If James Cameron managed to tempt us back in the water, German director Maximilian Erlenwein is determined to reverse that decision. His new film The Dive is a survival thriller that takes the high-pressure situation of being stuck under a rock (127 Hours-style) and adds even more pressure, literally, by placing the action at the bottom of the sea.
When sisters Drew (Sophie Lowe) and May (Louisa Krause) set out on their annual diving trip, curling around cliffs in their rental car, there’s some fraught conversation, the clipped expression of unspoken pain; but more pain lies ahead, and beneath, for both of them. After they’ve plunged into the sea, and swum through a maze of trenches, a landslide bombs the water above them, trapping May under a boulder, leaving the less confident Drew to help her escape.
Cleverly subverts adrenaline-fuelled, frenetic horror tactics, as its characters must slow their breath and relax to survive.
Limited by the oxygen in their tanks, the film cleverly subverts adrenaline-fuelled, frenetic horror tactics, as its characters must slow their breath and relax to survive. Combined with Frank Griebe’s (Cloud Atlas, Run Lola Run) smart, carefully choreographed cinematography, which finds waves of terror and hope in vast darkness and shards of torch light, an elegantly constructed tension emerges in this underwater endurance puzzle.

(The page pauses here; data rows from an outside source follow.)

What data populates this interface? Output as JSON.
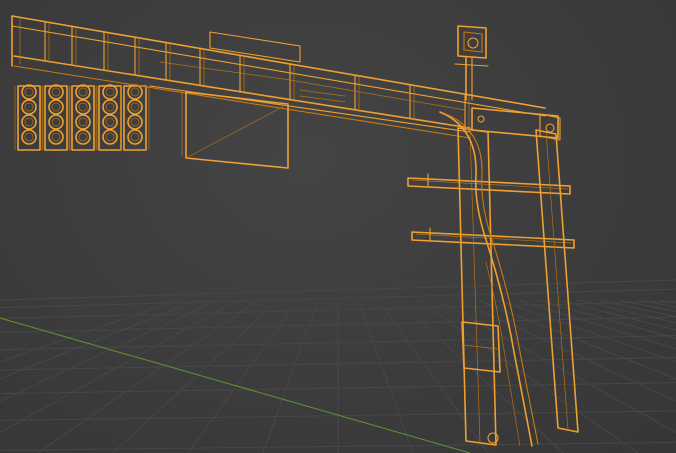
{
  "viewport": {
    "mode": "wireframe",
    "background_color": "#3d3d3d",
    "grid_color": "#474747",
    "x_axis_color": "#9a3b3b",
    "y_axis_color": "#5f8f2e",
    "selection_color": "#f0a030",
    "selection_inner_color": "#c97a14"
  },
  "scene": {
    "object": "overhead-traffic-signal-gantry",
    "selected": true,
    "signal_head_count": 5,
    "lamps_per_head": 4
  }
}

The Dive does somewhat run out of narrative puff eventually, the lean story being padded out via jarring flashbacks of vague trauma, with lazy dialogue (“Don’t feel guilty” / “I’m not giving up”) stealing from the eerie silence and melodramatic, swelling strings cheapening any glimmer of catharsis. A more confident film, one that’s contained, isolated and terrifying, gets drowned out.